» **Action item**: Only lines containing the word "Individual" are needed; pull them out of the material.

» **Exercise data**:
☆ ☆ ☆
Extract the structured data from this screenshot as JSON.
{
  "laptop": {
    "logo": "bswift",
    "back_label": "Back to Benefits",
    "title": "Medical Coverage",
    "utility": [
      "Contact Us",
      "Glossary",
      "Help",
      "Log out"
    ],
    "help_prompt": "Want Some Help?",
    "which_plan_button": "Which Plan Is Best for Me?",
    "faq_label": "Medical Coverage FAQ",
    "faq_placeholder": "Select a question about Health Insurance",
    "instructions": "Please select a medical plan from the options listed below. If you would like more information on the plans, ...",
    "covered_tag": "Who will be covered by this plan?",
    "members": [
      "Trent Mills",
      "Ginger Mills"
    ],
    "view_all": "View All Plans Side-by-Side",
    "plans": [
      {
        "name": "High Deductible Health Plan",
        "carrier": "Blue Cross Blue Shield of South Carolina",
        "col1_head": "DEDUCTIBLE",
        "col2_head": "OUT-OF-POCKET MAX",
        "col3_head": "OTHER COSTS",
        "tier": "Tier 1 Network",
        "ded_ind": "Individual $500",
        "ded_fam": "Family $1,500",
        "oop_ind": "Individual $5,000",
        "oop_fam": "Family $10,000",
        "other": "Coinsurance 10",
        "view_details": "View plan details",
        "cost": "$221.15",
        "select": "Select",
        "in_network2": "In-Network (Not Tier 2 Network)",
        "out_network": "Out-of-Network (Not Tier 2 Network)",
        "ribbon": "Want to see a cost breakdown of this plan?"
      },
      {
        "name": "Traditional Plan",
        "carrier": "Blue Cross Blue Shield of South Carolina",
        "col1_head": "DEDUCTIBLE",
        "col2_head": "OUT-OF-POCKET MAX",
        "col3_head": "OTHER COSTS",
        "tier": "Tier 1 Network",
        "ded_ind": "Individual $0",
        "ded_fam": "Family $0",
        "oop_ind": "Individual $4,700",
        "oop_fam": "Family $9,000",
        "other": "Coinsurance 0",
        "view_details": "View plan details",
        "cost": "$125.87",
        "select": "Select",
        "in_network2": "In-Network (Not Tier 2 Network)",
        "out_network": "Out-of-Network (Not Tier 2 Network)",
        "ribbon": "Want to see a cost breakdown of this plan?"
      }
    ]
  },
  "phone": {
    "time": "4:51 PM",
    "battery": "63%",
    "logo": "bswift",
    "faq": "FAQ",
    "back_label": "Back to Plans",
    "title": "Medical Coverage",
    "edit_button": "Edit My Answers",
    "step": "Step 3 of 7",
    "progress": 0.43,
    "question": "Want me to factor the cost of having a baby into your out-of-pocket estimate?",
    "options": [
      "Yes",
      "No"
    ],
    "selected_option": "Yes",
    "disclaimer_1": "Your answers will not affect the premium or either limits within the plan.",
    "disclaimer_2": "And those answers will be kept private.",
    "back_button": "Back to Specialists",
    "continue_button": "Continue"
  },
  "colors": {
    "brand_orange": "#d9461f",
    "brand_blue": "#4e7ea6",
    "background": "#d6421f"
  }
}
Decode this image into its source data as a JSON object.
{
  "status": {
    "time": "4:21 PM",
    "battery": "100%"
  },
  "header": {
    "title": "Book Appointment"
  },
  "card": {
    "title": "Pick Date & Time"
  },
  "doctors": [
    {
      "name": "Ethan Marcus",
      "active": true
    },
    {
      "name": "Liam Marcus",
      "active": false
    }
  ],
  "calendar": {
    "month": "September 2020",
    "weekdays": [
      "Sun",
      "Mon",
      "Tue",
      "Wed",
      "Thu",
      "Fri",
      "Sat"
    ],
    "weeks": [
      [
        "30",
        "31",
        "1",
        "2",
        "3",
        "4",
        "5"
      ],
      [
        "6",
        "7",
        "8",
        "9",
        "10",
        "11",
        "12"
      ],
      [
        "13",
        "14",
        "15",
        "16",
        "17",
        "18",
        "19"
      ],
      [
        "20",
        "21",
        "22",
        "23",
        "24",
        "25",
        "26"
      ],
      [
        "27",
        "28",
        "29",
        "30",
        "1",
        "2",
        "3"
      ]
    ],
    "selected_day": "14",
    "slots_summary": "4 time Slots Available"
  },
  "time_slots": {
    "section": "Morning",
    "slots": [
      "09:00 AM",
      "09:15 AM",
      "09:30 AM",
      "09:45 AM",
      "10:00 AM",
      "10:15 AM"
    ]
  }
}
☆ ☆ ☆
» **Result for this task**:
        "ded_ind": "Individual $500",
        "oop_ind": "Individual $5,000",
        "ded_ind": "Individual $0",
        "oop_ind": "Individual $4,700",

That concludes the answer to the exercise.